Quiet Connector Page 2

My wife, Gail, and I recently installed a new radar antenna on the keel-stepped mast of our Bristol 38.8. The first part of the installation was easy. We mounted the receiver and then, using a weighted string as a messenger, pulled the cables through a small hole in the mast near the unit all the way down to the bottom, The difficult part—figuring out a way to keep the cables from slapping
Author:
Updated:
Original:



I next coated all the stainless hardware with 3M’s 4200 polyurethane sealant to prevent corrosion between the aluminum and stainless. Then I put the eye strap over the two ends of the U-bolt and used the washers and nuts to draw the strap up nice and tight. Finally, I cut off the excess rod with a hacksaw, leaving about 1/4 inch on the ends of each bolt so I could put on the two Nyloc cap nuts.

The result looks great, and the cables inside the mast are so snug I’m sure they will never slap again. We needed to use just one strap and U-bolt for our installation—we located it about halfway up our 25-foot cable run—placing a strap about every 12 feet would probably work well for a longer installation. Not long after we installed our U-bolt gripper, another cruiser rowed over to look at our work. He told us his PVC pipe system came loose the very first day he hit some rough weather. We still had a spare stainless rod onboard and were delighted to give it to him. He returned to his boat a very happy camper.

Bob and Gail Phillips are both retired engineers who have been living aboard Star, their Bristol 38.8, for three years. They have cruised the East Coast from Maine to Florida from their home port in Annapolis, Maryland, and spend their winters in the Bahamas.

Related

02-'17-Trans-Atlantic_Downwind-Schralpin

At The Helm: Man Overboard!

Imagine this simple scenario: the boat’s powered up, sailing close-hauled in a building breeze under full sail. I come on deck as the skipper during the watch change to make sure the new crew is comfortable and the boat is properly set up for both the current conditions and ...read more

Promo-01-LEAD-MGR00321

Contrasting X-Yachts & Moody Cruisers

One of the most fascinating things about sailboats is the different ways that sailors, naval architects and builders will approach a single design problem. The result has been a bewildering array of rigs and hull forms over the years, and in the case of the two boats we’ll be ...read more

04-Yacht-anchored-in-front-of-one-of-Lastovo's-gunboat-tunnels-(3)

Cruising Charter to Croatia

As is the case with so much of the Mediterranean, to sail in Croatia is to take a journey through time. Centuries before the birth of Christ, Greeks traded amphoras of oil, wine and grain across these waters. During the first millennium, the Romans built lavish palaces and ...read more

m123728_13_01_171012_PMA_02901_9999

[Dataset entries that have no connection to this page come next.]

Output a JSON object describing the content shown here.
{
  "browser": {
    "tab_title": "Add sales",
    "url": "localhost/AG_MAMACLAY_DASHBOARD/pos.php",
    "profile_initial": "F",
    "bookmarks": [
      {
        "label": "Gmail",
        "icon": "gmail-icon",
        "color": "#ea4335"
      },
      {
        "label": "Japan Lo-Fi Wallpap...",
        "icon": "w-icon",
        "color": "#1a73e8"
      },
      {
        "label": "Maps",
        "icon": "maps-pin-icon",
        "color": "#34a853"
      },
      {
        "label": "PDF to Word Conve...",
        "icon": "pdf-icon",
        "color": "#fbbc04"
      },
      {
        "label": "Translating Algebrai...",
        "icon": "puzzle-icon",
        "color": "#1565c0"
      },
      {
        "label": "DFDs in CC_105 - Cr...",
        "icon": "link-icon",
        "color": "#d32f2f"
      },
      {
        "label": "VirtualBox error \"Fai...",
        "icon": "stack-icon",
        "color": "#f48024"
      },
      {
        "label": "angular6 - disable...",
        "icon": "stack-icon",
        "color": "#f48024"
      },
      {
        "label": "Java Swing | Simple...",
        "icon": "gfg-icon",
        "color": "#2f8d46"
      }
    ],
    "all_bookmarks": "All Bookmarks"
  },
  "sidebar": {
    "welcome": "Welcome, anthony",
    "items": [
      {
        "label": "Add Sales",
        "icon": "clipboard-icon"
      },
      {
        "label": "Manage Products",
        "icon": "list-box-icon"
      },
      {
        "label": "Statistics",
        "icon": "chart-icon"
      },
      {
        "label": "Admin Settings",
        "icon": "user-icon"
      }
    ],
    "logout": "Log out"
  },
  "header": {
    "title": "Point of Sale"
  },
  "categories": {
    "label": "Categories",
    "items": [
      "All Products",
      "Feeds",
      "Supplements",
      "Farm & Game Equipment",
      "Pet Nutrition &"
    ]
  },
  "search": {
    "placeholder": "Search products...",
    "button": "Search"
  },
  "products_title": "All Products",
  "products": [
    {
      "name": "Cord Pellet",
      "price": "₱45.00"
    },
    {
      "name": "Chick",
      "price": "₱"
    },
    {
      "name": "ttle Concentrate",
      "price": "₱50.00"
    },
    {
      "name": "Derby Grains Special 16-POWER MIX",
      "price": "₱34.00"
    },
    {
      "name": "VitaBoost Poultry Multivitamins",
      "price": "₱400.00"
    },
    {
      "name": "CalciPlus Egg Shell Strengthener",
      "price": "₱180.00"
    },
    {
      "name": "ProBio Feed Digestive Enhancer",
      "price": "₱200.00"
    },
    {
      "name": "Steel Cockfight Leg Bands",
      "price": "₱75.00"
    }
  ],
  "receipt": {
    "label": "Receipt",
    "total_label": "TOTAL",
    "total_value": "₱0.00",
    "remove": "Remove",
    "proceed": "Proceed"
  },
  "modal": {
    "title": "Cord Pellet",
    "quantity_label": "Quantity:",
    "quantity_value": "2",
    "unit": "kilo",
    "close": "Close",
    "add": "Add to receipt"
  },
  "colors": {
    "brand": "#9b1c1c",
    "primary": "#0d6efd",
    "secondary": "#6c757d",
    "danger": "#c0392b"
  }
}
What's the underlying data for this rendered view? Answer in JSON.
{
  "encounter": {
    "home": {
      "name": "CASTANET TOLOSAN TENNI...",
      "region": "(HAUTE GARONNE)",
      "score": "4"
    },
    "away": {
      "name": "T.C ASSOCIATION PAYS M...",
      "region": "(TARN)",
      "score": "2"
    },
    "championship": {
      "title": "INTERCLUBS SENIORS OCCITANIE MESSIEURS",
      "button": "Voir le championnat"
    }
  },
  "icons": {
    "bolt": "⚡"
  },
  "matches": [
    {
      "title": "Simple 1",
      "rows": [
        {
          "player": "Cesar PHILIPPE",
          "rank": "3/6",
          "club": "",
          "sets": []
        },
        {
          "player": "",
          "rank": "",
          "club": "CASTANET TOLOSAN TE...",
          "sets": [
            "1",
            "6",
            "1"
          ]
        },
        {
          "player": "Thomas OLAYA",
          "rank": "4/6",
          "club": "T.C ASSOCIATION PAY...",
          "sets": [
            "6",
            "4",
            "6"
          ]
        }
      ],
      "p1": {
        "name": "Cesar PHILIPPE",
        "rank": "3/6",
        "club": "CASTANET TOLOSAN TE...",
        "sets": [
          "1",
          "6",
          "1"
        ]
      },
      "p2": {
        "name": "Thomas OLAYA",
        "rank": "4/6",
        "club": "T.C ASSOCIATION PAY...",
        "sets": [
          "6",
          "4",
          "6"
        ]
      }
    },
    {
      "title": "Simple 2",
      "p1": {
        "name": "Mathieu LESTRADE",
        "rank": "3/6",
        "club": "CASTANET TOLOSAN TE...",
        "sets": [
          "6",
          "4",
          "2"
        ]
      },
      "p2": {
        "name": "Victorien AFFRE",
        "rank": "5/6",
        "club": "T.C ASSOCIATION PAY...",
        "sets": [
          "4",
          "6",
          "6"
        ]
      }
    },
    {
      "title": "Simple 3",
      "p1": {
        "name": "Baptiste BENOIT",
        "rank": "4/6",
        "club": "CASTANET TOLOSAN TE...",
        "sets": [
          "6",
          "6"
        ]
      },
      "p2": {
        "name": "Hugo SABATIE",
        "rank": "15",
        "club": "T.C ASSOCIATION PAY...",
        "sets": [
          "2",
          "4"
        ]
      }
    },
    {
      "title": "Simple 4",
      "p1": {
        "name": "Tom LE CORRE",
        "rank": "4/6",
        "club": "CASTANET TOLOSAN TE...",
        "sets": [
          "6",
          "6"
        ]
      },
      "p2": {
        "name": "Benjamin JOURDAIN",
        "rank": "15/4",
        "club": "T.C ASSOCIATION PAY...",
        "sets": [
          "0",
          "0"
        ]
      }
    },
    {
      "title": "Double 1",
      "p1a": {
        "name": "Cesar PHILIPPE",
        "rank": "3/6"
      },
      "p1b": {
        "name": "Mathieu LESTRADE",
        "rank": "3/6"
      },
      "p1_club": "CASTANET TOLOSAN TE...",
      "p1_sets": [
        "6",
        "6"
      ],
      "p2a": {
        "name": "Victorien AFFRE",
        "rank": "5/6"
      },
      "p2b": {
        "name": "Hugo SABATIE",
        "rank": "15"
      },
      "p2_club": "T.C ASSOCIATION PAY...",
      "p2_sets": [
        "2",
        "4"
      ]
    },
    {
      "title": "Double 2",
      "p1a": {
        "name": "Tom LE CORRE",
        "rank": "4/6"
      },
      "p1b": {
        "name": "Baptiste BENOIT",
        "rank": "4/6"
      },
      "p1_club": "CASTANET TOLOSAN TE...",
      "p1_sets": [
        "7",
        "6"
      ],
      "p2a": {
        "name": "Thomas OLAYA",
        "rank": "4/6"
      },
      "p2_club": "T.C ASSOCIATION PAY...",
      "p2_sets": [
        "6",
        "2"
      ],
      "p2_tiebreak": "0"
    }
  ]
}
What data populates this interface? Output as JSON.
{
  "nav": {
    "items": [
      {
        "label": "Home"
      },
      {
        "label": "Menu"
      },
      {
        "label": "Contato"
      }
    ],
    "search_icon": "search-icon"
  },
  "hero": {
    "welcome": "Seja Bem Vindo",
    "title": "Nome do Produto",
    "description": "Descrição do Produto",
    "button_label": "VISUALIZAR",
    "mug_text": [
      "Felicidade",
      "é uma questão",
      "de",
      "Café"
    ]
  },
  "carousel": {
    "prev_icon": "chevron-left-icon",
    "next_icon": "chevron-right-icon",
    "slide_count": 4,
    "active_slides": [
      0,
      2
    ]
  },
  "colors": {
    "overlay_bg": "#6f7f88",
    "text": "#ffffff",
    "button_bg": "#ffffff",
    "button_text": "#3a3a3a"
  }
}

Alicante Announced as an Ocean Race Europe Stop

The Ocean Race Europe, a new event in offshore sailing, will include Alicante as one of four stopover cities. This European offshoot of the former Volvo Ocean Race will include the biggest change to the racing rules under the new title—fully crewed IMOCA 60s will join the ...read more

01-LEAD-doublehanded2

Preparing for a Doublehanded Race

A few months ago we took a look at the development and attraction of doublehanded racing (Two to Tango, June/July 2020). Hopefully, that served to whet your appetite. If so, the question becomes: “How do I get started? The good news, as we explained in Part 1, is that if you are ...read more

01-LEAD-Day-three---dolphins.-300-dpi

A Key Approach to Passagemaking

How you approach offshore sailing is key to the success of each passage. In addition, some of the most valuable, even crucial attitudes and skills may not be either learned or valued in everyday life on shore and may even fly in the face of talents that are greatly admired and ...read more

OceanVoyagesInstitute-2048

Point of SAIL: Mary Crowley of the Ocean Voyages Institute

In this episode of Point of SAIL, Principal Editor Adam Cort talks with Mary Crowley, founder and executive director of the Ocean Voyages Institute, a not-for-profit based in California that has been both educating sailors and working to preserve the health of the world’s ocean ...read more

01-Ocean-Voyages-Institute_PHOTO-READY_1_pg

Tracking and Catching Plastic Waste

Plastic waste—in the form of everything from plastic soda bottles to abandoned fishing nets—constitutes a major threat to the health of the world’s oceans. Giving the immense size of an ocean, though, actually finding all the plastic floating around out there in a time-efficient ...read more